■ ASSIGNMENT ■
Below are the records; locate each line with the word "name" and copy it.

■ DATA SHOWN ■
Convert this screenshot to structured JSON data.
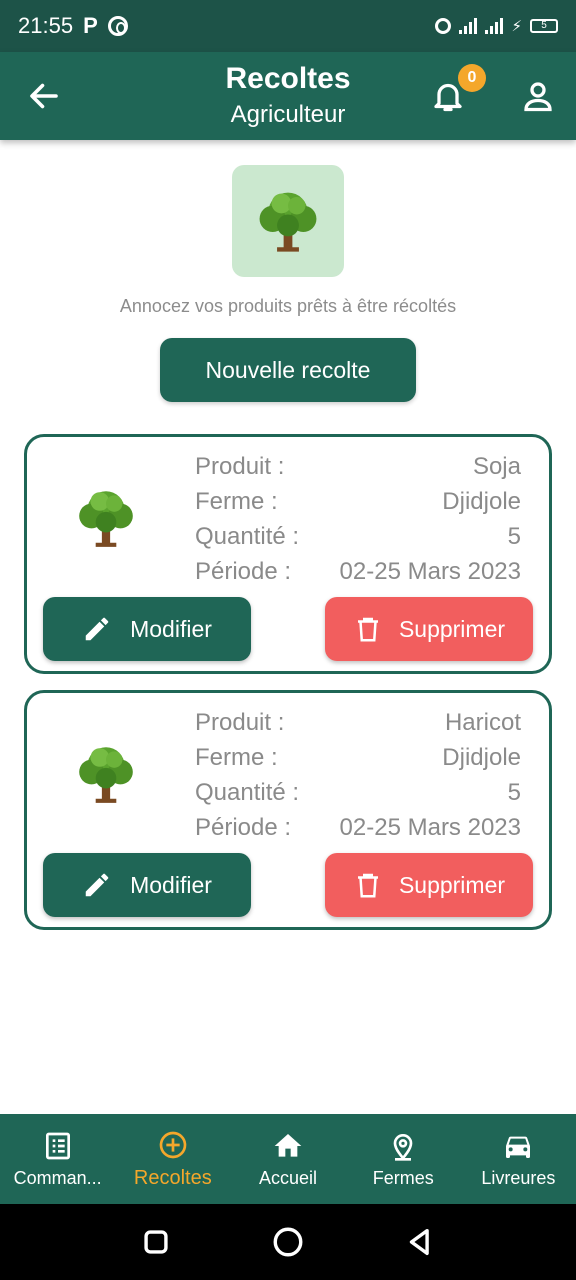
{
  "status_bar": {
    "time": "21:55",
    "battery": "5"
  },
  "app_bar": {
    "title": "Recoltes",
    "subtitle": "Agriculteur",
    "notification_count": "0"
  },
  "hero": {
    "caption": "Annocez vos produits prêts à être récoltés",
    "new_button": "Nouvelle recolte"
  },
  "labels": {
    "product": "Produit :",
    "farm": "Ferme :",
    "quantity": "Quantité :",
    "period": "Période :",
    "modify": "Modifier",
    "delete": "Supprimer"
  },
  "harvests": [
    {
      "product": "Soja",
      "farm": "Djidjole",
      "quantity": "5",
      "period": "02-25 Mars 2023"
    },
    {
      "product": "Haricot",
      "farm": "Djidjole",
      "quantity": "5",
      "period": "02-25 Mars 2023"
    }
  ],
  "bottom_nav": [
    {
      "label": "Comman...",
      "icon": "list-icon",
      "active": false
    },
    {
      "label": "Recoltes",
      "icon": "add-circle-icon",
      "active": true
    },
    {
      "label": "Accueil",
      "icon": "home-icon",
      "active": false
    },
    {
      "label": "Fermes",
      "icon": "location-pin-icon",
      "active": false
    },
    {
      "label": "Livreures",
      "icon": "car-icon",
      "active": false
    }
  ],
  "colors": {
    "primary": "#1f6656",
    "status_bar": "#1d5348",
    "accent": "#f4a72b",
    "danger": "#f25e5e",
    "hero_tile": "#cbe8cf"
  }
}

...

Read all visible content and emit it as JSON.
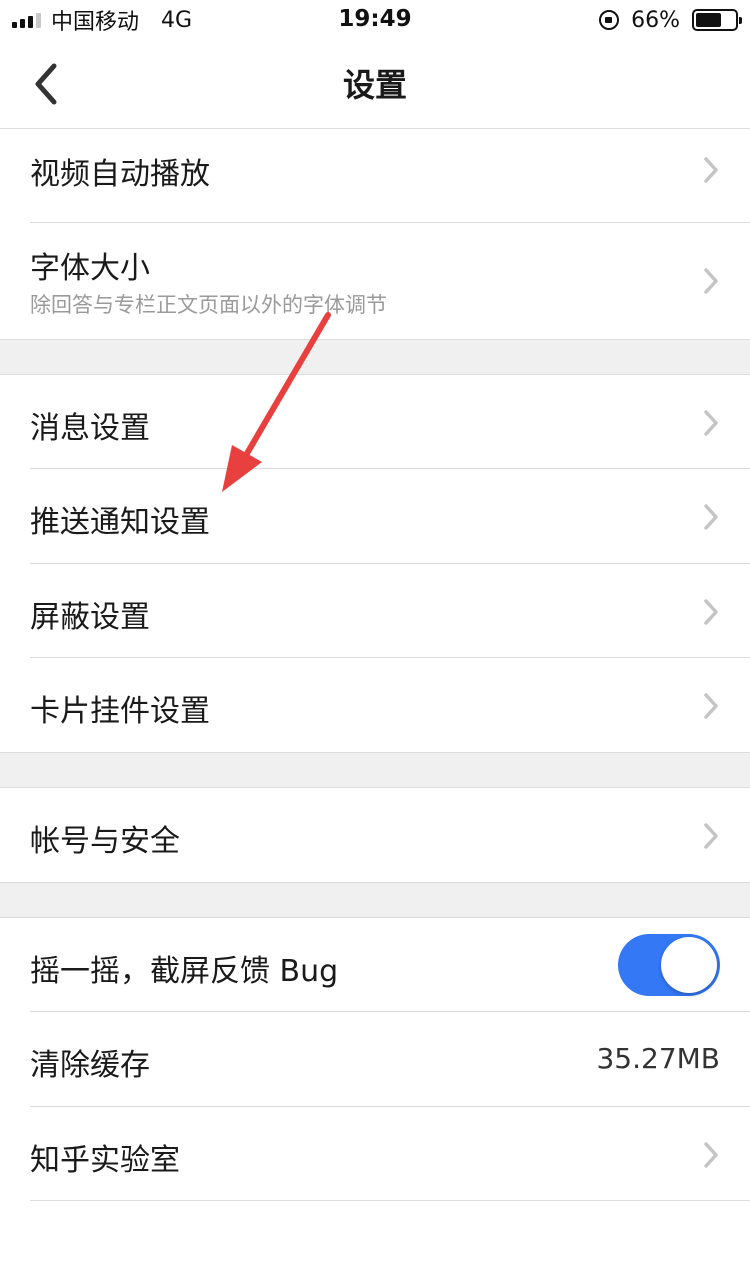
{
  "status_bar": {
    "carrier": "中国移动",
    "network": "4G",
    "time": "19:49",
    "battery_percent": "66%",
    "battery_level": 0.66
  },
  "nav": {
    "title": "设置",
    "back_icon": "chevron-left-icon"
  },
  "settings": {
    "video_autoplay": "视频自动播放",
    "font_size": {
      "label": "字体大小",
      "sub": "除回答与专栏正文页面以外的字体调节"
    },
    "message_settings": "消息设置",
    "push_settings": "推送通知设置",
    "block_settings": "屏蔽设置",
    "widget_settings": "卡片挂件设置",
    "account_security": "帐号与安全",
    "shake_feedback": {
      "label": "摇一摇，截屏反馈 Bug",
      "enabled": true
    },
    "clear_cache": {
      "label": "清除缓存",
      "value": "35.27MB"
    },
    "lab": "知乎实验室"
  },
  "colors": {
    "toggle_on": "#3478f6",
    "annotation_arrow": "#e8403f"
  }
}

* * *

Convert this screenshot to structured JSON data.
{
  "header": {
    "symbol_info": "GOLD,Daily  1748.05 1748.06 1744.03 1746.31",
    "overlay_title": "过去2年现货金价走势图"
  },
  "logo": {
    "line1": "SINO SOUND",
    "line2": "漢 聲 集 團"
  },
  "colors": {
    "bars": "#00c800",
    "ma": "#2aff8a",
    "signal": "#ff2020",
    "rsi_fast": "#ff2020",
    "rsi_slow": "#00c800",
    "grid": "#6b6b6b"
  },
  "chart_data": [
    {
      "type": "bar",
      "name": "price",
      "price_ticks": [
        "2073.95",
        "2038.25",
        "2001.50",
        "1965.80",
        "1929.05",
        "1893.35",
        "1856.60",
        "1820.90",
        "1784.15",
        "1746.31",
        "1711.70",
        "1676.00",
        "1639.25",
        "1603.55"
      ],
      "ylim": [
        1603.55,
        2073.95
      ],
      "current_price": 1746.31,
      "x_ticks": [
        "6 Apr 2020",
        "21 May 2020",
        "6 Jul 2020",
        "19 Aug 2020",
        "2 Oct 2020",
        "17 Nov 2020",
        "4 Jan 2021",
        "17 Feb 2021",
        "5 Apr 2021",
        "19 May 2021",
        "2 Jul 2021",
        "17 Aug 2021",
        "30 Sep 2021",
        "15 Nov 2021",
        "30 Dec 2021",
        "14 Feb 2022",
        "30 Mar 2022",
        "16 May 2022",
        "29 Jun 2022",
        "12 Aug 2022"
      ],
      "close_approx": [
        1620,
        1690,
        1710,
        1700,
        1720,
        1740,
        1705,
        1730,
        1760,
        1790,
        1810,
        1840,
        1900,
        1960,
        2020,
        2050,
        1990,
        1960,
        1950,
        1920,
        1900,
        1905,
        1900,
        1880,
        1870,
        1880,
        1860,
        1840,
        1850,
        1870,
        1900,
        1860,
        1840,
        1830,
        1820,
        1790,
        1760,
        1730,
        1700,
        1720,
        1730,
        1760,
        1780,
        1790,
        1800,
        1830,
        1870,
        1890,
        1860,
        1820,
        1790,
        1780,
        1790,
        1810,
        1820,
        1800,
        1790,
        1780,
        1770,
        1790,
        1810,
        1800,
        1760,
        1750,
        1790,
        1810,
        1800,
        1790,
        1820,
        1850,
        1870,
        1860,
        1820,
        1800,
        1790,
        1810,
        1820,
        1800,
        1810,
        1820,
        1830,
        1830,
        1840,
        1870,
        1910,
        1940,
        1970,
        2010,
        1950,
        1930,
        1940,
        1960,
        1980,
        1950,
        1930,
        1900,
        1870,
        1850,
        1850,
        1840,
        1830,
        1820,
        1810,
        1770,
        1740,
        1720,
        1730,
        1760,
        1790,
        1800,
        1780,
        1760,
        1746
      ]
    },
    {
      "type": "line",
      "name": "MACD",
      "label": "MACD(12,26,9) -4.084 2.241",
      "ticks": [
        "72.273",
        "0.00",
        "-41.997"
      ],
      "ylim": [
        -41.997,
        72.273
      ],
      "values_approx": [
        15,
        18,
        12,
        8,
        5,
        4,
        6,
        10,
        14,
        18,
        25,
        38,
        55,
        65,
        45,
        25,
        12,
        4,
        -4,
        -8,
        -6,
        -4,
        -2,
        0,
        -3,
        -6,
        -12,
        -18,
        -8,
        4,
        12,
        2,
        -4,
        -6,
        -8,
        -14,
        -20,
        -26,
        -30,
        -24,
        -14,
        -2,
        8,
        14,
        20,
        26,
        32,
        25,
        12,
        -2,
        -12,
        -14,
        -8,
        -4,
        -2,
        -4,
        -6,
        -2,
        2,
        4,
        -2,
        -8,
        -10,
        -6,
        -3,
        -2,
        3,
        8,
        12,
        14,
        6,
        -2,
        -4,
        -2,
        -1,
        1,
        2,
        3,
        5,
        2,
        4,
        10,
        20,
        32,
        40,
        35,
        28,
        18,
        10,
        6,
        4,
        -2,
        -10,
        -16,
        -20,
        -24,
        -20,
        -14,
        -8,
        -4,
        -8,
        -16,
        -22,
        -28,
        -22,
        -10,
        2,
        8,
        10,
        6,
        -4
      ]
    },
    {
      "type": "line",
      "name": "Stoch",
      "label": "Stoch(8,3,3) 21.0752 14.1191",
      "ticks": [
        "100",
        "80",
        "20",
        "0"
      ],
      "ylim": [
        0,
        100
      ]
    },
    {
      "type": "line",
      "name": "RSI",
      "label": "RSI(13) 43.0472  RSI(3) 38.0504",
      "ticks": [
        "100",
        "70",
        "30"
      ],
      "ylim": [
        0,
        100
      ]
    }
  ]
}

■ YOUR SOLUTION ■
      "name": "price",
      "name": "MACD",
      "name": "Stoch",
      "name": "RSI",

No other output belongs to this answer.